It’s not so much stuck, I’m not stuck.  Stuck looks like an inability to get out, move. Often when you’re stuck, you know where you’d like to be, you just can’t get there. I think stuck is much more frustrating. Like the other day when I was stuck in a tree. Getting unstuck is a great process, but that’s not what I need to process.

I move a lot, I change a lot, like a lot a lot.

It’s something else.

I feel like I can hear everyone else moving about in this other space, this other area– they come to me, I can’t go to them. I know this other area exists, but I can’t get to it.. but everyone thinks that I am. like that I’m already there. I get the strangest feeling. At grocery stores, at the library, at the university, at work, like I’ve somehow made it, out. And no one knows. That I’m still.

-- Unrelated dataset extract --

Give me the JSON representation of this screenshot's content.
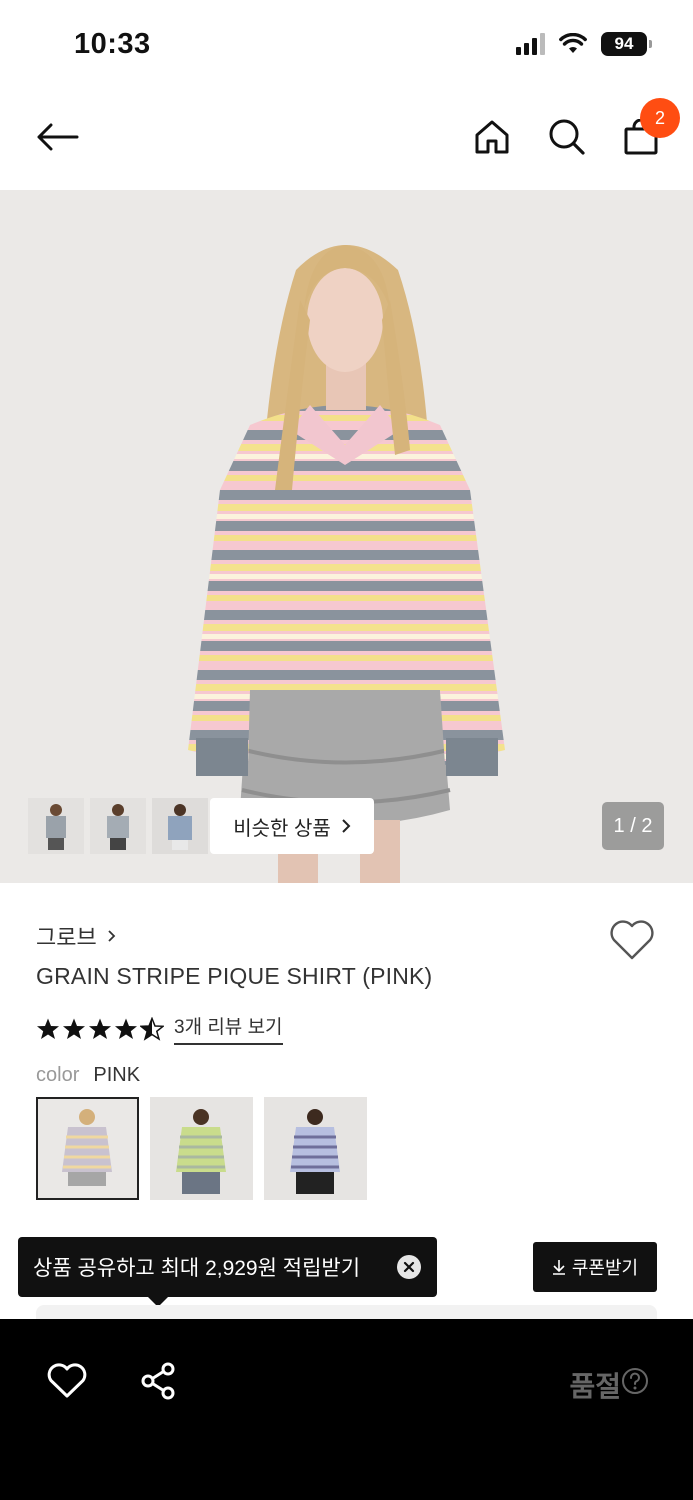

Something like being on the other side of where everyone else is.

And so I think, I think, maybe I’ll understand these feelings (something like not being able to breathe the oxygen I’m told is right for me and mine) when they arrest him. Maybe that’s why I’m being contained—

or is detained?

Or is it suspended?

The Succulent and The Moss

Succulents and moss grow together on rocks.  The moss is a small plant that does not flower. Mosses require a damp and perhaps even shady environment in order to thrive. Succulents are a small flowering plant. Unlike the moss, the succulent can subsist on the moisture in the air alone.

So how exactly does the rock-side appeal to both the moss and the succulent?

If you notice, where the moss grows, the succulent does not– the boundaries between the two are clearly demarcated.

I lay down on the moss and hold a succulent in my hand, rubbing its smooth leaves against my cheek.

I listen to the commuter traffic on The Malahat, which is a 25 km stretch of roadway linking Victoria to the Cowichan Valley.

If I didn’t know any better, I’d think I was listening to waves swelling and breaking against the shore.



I lay in shavasanah, corpse pose.

I open my eyes and look at the sky outside my apartment. I watch as the clouds move, the grey becoming blue, the white becoming grey. The weather is confused again. Breathe Jess, you’re in shavasanah. Close your eyes. But Why are my flowers on the floor? Oh right, because I couldn’t close my curtains last night without them falling. I should really compost that dead rose.

I close my eyes.Clouds are extraordinary.

I think about the boat in my dream stacked with cars, sinking.

I wonder if my vacuum cleaner is broken.

I hope my floor doesn’t collapse beneath me. I feel very heavy today.

Those cookies I bought last night were delicious. I’m going to eat some when this is over.